[What to do]
Set down exactly the lines from the one containing "Serialize everything readable" through the last line of the data below, and no others.

[Input material]
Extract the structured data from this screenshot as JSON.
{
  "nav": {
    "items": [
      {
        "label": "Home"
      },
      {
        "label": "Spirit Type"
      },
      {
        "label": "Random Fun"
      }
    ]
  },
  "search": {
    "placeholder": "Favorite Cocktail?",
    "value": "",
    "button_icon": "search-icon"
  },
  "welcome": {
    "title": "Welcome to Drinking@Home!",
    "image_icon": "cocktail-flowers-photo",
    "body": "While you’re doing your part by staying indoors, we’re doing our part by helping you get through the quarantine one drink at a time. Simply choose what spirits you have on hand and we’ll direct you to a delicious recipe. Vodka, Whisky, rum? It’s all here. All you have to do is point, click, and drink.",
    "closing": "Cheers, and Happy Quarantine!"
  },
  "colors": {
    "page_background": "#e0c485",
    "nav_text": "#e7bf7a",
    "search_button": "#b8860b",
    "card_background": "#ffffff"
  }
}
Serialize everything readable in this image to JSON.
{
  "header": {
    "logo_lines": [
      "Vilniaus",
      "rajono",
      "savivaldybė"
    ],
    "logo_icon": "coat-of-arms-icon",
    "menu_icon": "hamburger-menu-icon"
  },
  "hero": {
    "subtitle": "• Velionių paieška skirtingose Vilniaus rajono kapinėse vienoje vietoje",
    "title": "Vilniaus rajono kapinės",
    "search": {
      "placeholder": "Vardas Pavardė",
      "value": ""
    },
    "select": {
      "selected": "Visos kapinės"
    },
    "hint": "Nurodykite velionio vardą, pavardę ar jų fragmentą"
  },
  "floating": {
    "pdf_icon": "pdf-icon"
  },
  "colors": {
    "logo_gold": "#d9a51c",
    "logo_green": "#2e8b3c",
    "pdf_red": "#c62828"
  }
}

[Reply]
Serialize everything readable in this image to JSON.
{
  "header": {
    "logo_lines": [
      "Vilniaus",
      "rajono",
      "savivaldybė"
    ],
    "logo_icon": "coat-of-arms-icon",
    "menu_icon": "hamburger-menu-icon"
  },
  "hero": {
    "subtitle": "• Velionių paieška skirtingose Vilniaus rajono kapinėse vienoje vietoje",
    "title": "Vilniaus rajono kapinės",
    "search": {
      "placeholder": "Vardas Pavardė",
      "value": ""
    },
    "select": {
      "selected": "Visos kapinės"
    },
    "hint": "Nurodykite velionio vardą, pavardę ar jų fragmentą"
  },
  "floating": {
    "pdf_icon": "pdf-icon"
  },
  "colors": {
    "logo_gold": "#d9a51c",
    "logo_green": "#2e8b3c",
    "pdf_red": "#c62828"
  }
}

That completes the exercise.